Above: John Deere Dubuque Works General Manager Mark Dickson, left, and retired Operations Manager Ernest Jackson take part in the Community Foundation’s Business Leader Equity Cohort; below: Oather Taylor, former director of recruitment and diversity at Alliant Energy, works with the Community Foundation to facilitate the Business Leader Equity Cohort.
Last year, Dubuque business leaders gathered to hear Northeast Iowa Community College President Dr. Liang Chee Wee and retired John Deere Dubuque Works Operations Manager Ernest Jackson offer a perspective that many in the group had never experienced: Being a minority in the workplace.
They shared experiences with code-switching, the way some workers of underrepresented populations consciously or unconsciously alter their speaking or other personal habits. Often, they do this because they have a challenging time feeling accepted and/or finding their way within an organization. Even worse, they may be dealing with an overtly hostile environment. The stress can lead to underperformance and exiting the company.
“To stay ahead of the times, our business community needs to work together to help move our diversity and inclusion initiatives faster.”
Mark Dickson, general manager of John Deere Dubuque Works
The other leaders expressed how eye-opening the discussion was. Here were two peers opening up about challenges that they as minorities have faced. If someone who is now a high-level leader could feel such discomfort, how might employees at other levels of an organization feel?
Buy-in at the top
This type of learning takes place whenever the Business Leader Equity Cohort meets. Convened by the Community Foundation, the Cohort formed in 2018 with the understanding that for diversity and inclusion efforts to take hold in an organization, top leaders need to understand the issues facing minority workers and support efforts to address them.

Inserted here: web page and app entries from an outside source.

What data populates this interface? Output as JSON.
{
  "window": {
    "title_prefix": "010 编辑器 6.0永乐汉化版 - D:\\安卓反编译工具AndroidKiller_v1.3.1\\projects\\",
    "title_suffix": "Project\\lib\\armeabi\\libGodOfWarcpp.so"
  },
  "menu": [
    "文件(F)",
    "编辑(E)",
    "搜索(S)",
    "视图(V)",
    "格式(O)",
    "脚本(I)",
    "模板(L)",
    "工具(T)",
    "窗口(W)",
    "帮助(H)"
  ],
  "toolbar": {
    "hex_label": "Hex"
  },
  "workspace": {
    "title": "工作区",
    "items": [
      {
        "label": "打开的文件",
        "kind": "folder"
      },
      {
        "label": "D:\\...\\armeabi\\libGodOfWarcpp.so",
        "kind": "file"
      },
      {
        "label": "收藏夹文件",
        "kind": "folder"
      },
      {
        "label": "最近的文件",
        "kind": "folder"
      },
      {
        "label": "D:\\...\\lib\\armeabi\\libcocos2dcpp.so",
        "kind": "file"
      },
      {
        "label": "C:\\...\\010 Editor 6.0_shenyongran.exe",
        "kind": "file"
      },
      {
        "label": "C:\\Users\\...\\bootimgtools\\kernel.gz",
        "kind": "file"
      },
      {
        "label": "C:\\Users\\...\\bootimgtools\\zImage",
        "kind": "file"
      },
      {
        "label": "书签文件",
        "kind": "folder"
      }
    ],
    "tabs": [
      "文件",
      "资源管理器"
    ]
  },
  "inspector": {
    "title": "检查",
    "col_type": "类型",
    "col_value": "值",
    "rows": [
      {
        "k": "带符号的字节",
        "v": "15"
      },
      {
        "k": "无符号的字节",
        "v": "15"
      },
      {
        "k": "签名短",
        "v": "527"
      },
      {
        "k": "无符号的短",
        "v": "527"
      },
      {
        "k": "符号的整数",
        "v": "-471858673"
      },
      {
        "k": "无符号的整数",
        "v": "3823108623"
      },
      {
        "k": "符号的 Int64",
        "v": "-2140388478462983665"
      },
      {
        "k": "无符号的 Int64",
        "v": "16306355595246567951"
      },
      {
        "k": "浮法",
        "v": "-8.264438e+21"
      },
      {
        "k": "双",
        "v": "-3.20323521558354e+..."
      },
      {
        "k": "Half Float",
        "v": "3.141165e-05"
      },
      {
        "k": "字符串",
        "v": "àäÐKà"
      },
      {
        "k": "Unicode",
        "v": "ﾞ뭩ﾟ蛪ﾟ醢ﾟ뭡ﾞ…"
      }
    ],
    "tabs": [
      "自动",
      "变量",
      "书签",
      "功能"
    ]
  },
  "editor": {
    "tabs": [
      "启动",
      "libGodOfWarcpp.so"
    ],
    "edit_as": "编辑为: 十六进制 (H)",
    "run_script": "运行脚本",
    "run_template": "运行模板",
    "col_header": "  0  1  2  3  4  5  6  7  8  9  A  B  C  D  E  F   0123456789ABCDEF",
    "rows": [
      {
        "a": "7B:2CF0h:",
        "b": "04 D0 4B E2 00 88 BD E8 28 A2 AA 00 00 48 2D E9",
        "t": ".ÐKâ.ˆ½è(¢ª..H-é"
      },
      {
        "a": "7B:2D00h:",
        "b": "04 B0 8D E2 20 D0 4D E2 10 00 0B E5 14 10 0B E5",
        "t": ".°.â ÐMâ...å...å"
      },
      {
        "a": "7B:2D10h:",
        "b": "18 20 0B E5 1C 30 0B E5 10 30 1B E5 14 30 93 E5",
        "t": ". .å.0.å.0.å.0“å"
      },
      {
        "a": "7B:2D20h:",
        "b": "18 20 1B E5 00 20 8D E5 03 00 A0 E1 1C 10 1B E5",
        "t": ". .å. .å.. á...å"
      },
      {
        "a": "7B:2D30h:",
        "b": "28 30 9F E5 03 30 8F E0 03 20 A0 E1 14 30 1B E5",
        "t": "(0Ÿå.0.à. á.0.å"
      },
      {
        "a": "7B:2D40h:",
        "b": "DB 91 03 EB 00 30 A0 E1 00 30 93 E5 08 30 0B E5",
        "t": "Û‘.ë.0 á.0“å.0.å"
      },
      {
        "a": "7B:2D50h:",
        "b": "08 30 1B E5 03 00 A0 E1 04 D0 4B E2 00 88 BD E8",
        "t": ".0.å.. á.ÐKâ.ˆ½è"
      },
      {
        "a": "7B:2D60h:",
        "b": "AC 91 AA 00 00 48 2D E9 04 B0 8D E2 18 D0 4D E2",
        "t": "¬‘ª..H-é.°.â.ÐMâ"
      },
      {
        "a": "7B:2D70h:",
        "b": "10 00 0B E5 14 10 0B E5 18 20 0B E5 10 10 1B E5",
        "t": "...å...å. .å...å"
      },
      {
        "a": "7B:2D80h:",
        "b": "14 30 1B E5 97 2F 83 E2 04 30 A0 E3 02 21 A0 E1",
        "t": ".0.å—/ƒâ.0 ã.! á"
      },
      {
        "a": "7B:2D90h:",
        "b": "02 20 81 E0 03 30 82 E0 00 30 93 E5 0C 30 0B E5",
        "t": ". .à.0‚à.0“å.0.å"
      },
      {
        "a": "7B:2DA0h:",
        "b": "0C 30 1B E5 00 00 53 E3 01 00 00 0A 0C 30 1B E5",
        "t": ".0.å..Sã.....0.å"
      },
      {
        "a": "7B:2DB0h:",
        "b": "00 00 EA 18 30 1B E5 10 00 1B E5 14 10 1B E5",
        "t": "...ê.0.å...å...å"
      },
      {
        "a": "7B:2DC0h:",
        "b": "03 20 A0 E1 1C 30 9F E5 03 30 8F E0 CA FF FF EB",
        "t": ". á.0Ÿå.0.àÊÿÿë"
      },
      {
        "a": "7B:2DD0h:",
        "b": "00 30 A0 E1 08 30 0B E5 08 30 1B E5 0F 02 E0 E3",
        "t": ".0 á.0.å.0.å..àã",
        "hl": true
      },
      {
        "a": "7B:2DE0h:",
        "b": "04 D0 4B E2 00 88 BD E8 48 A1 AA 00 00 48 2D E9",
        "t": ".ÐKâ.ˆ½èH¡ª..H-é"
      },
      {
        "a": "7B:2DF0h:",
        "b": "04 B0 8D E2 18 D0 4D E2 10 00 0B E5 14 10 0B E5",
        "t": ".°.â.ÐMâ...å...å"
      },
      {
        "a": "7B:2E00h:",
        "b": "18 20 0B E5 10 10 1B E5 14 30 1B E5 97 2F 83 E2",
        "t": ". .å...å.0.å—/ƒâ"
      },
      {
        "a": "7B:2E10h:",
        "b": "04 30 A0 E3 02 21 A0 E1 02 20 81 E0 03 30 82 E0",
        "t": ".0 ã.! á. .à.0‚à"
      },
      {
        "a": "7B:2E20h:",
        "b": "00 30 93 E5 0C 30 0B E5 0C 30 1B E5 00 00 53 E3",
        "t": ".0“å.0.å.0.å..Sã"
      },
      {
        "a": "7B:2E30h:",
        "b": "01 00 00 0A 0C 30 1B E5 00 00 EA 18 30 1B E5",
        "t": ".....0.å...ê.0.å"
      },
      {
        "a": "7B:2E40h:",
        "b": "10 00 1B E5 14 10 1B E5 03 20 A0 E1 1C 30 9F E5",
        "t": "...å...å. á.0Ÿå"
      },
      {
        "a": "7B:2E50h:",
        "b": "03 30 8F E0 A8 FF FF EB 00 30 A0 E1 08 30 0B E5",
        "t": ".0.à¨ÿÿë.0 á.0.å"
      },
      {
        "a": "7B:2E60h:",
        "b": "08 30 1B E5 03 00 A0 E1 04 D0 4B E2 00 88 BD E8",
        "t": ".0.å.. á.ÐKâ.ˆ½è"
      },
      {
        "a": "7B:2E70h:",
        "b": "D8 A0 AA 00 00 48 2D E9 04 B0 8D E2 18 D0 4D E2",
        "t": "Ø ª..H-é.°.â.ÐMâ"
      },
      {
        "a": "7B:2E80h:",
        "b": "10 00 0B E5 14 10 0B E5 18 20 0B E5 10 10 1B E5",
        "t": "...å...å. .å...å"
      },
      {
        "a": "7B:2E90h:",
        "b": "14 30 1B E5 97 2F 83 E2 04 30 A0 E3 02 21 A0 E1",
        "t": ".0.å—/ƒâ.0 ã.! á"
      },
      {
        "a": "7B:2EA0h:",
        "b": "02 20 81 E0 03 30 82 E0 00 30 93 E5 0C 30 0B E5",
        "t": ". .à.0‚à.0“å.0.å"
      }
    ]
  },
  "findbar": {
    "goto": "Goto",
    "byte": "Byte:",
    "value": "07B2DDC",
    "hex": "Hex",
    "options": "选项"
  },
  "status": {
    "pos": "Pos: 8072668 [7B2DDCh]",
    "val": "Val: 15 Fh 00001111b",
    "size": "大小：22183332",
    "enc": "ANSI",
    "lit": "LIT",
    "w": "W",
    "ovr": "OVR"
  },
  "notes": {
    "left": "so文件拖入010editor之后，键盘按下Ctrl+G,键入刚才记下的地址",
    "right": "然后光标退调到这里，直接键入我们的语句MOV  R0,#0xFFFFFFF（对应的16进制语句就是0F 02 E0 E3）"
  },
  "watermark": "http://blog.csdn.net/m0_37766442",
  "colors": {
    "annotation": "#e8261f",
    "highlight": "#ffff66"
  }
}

“Creating a community of openness and inclusivity begins with creating employment opportunities that bring satisfaction and genuine interest to all.”
Marty Burbridge, retired president and CEO of Crescent Electric Supply Company
The members have deepened their knowledge through guest speaker panels, readings and discussions. They have dug into issues like the value of mentoring and community engagement for retaining minority employees and how organizations should respond to issues of the day, including anti-racism demonstrations.
Time to take action
Many gatherings include local guests, such as Pastor Stan Samson of Dubuque Paradise Church. He discussed the economic and health challenges his Marshallese community faces and how it could benefit from better engagement with employers and programs that prepare youth for local jobs.
Today, the Cohort is looking to translate learning into action — in other words, “walk the talk.” How do companies support efforts to train Dubuque’s diverse student population for in-demand jobs, promote career advancement for employees of color, or move unemployed and underemployed workers into a pipeline to career jobs?
To deepen its impact, the Cohort welcomes top leaders from businesses and organizations of all sizes and from all sectors to take part. New participants are invited to join the bi-monthly meetings and work with this group of peers to foster a welcoming and inclusive culture throughout the business community and the Dubuque region as a whole.
Contact Equity Coordinator Clara Lopez Ortiz for more information: email@example.com | 563.588.2700
Read Community Foundation President and CEO Nancy Van Milligen's op-ed about the Business Leader Equity Cohort.